## Data to examine:
*** Begin section ***

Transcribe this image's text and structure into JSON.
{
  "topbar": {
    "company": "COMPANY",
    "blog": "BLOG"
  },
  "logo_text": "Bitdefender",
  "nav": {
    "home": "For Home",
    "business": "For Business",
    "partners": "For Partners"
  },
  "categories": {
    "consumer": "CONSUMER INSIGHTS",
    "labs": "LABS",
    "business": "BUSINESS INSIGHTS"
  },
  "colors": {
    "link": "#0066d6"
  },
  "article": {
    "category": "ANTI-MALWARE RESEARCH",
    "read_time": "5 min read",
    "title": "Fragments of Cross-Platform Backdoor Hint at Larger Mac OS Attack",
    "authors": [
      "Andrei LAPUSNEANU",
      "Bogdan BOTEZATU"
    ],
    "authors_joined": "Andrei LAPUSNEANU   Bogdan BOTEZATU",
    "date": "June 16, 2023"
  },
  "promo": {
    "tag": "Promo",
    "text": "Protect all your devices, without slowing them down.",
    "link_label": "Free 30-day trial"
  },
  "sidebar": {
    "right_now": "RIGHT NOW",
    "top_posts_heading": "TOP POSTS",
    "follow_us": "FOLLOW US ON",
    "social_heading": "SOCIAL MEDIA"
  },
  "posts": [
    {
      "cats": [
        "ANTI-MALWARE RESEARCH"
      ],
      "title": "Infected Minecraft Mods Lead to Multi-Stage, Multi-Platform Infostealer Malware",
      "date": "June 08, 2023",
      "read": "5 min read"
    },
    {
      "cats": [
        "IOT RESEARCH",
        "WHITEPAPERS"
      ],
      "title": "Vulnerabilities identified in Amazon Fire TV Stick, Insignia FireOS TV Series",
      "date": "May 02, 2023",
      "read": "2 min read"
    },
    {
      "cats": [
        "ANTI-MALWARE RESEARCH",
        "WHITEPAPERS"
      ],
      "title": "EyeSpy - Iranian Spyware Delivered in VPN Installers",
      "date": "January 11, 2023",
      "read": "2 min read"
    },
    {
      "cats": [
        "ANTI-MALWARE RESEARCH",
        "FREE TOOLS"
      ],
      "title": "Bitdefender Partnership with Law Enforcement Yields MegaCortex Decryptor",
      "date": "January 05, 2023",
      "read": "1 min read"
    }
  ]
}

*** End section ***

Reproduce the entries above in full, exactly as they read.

Transcribe this image's text and structure into JSON.
{
  "topbar": {
    "company": "COMPANY",
    "blog": "BLOG"
  },
  "logo_text": "Bitdefender",
  "nav": {
    "home": "For Home",
    "business": "For Business",
    "partners": "For Partners"
  },
  "categories": {
    "consumer": "CONSUMER INSIGHTS",
    "labs": "LABS",
    "business": "BUSINESS INSIGHTS"
  },
  "colors": {
    "link": "#0066d6"
  },
  "article": {
    "category": "ANTI-MALWARE RESEARCH",
    "read_time": "5 min read",
    "title": "Fragments of Cross-Platform Backdoor Hint at Larger Mac OS Attack",
    "authors": [
      "Andrei LAPUSNEANU",
      "Bogdan BOTEZATU"
    ],
    "authors_joined": "Andrei LAPUSNEANU   Bogdan BOTEZATU",
    "date": "June 16, 2023"
  },
  "promo": {
    "tag": "Promo",
    "text": "Protect all your devices, without slowing them down.",
    "link_label": "Free 30-day trial"
  },
  "sidebar": {
    "right_now": "RIGHT NOW",
    "top_posts_heading": "TOP POSTS",
    "follow_us": "FOLLOW US ON",
    "social_heading": "SOCIAL MEDIA"
  },
  "posts": [
    {
      "cats": [
        "ANTI-MALWARE RESEARCH"
      ],
      "title": "Infected Minecraft Mods Lead to Multi-Stage, Multi-Platform Infostealer Malware",
      "date": "June 08, 2023",
      "read": "5 min read"
    },
    {
      "cats": [
        "IOT RESEARCH",
        "WHITEPAPERS"
      ],
      "title": "Vulnerabilities identified in Amazon Fire TV Stick, Insignia FireOS TV Series",
      "date": "May 02, 2023",
      "read": "2 min read"
    },
    {
      "cats": [
        "ANTI-MALWARE RESEARCH",
        "WHITEPAPERS"
      ],
      "title": "EyeSpy - Iranian Spyware Delivered in VPN Installers",
      "date": "January 11, 2023",
      "read": "2 min read"
    },
    {
      "cats": [
        "ANTI-MALWARE RESEARCH",
        "FREE TOOLS"
      ],
      "title": "Bitdefender Partnership with Law Enforcement Yields MegaCortex Decryptor",
      "date": "January 05, 2023",
      "read": "1 min read"
    }
  ]
}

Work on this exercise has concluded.